Art for this post on a Bishop's perspective: photography provided by Dan Burke, unknown provenance. Feature image art: Ein ernstes Gespräch (A Serious Conversation), Ludwig Johann Passini, by 1903, PD-US author's life plus 100 years or less, Wikimedia Commons.

Print Friendly, PDF & Email

About Dan Burke

Dan is the President of the Avila Foundation, the parent organization of, the Avila Institute for Spiritual Formation, Divine Intimacy Radio and Divine Intimacy Radio - Resources Edition, Into the Deep Parish Programs, the Apostoli Viae (Apostles of the Way) Community, and the FireLight Student Leadership Formation Program, author of the award-winning book, Navigating the Interior Life - Spiritual Direction and the Journey to God, Finding God Through Meditation-St. Peter of Alcantara, 30 Days with Teresa of Avila, Into the Deep, Living the Mystery of Merciful Love: 30 Days with Thérèse of Lisieux, and his newest book The Contemplative Rosary with St. John Paul II and St. Teresa of Avila. Beyond his "contagious" love for Jesus and His Church, he is a grateful husband and father of four, the Executive Director of and writer for EWTN's National Catholic Register, a regular co-host on Register Radio, a writer and speaker who provides online spiritual formation and travels to share his conversion story and the great riches that the Church provides us through authentic Catholic spirituality. Dan has been featured on EWTN's Journey Home program and numerous radio programs.

please consider supporting our mission with a donation!

  • songofsunday

    I agree. Through God’s goodness, I have a Spiritual Director now. We’ve spoken once and are scheduled to talk once a month for now. I am grateful for the guidance and encouragement towards Spiritual Direction within this website.


    • Fantastic – be assured you are in our prayers!

  • Dolores Castro

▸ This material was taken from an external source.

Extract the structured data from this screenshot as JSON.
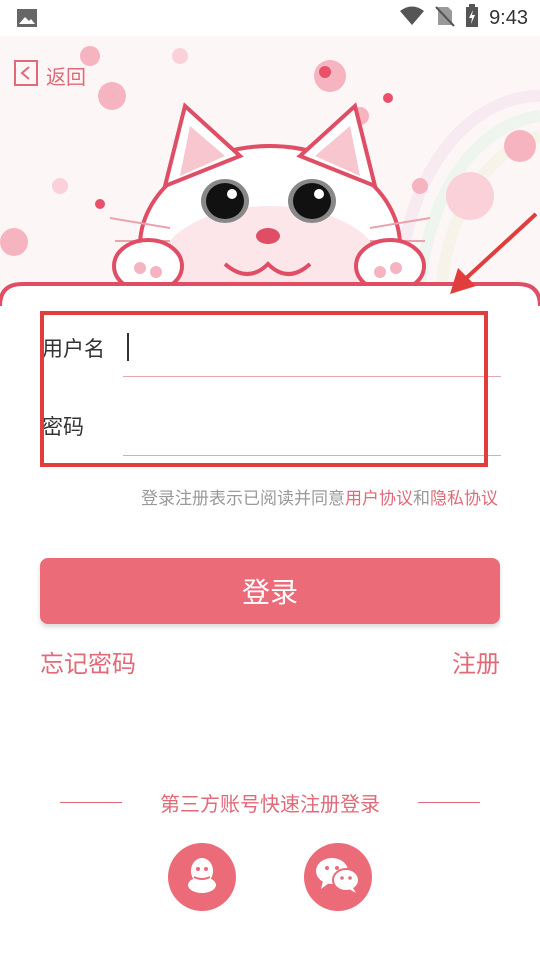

    Thank you for all the formation and advise we receive through this website this is God sent.
    I have a question: can a Deacon be a spiritual director ?
    I had one Spiritual Director a very young holy priest for abou a year, he helped me so much on my spiritual journey that now after he had been transfed to the Cathidral to assist the Archbishop, i feel completely lost. hope to find someone as Spiritual as he was to whom I can entrust the difficulties of my soul.
    Hope to receive an answer, May God continually Bless your work
    Sister in Christ

    • Dear Dolores in Christ,

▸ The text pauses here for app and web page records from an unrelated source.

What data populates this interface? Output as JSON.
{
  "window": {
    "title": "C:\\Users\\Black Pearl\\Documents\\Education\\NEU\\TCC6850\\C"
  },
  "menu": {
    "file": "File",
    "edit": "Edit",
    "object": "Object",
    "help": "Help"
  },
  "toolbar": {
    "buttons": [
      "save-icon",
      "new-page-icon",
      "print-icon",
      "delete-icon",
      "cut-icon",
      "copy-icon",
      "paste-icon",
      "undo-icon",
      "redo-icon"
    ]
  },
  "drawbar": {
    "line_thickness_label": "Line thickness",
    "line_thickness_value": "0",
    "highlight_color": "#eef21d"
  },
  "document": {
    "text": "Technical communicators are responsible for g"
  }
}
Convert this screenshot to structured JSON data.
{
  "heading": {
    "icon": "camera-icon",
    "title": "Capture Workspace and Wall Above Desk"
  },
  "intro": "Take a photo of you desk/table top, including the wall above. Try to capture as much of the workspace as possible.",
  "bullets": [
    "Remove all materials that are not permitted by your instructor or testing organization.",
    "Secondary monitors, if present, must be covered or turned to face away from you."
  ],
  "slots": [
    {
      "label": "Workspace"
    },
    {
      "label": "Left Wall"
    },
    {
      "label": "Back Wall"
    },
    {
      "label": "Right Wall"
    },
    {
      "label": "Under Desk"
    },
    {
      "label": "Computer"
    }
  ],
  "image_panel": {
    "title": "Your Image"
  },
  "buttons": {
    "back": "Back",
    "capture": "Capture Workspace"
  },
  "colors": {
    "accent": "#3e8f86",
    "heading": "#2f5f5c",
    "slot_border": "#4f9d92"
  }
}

      Thank you for your kind words of encouragement! The short answer is yes, a Deacon can be a good spiritual director. I suspect you might be under the impression that a spiritual director should be a priest or a nun. In fact, the most prominent spiritual directors in the early Church were laymen. So, good spiritual directors can be found among priests, deacons, religious, and laypeople. The key is that you find someone who is willing and able. Being able speaks to their solid formation and submission to the Church in all matters of faith and morals and having a strong spiritual life themselves. Being willing speaks to their belief that they can help and have the time to do so. Hope this helps.

      Pax Christi – Dan

Skip to toolbar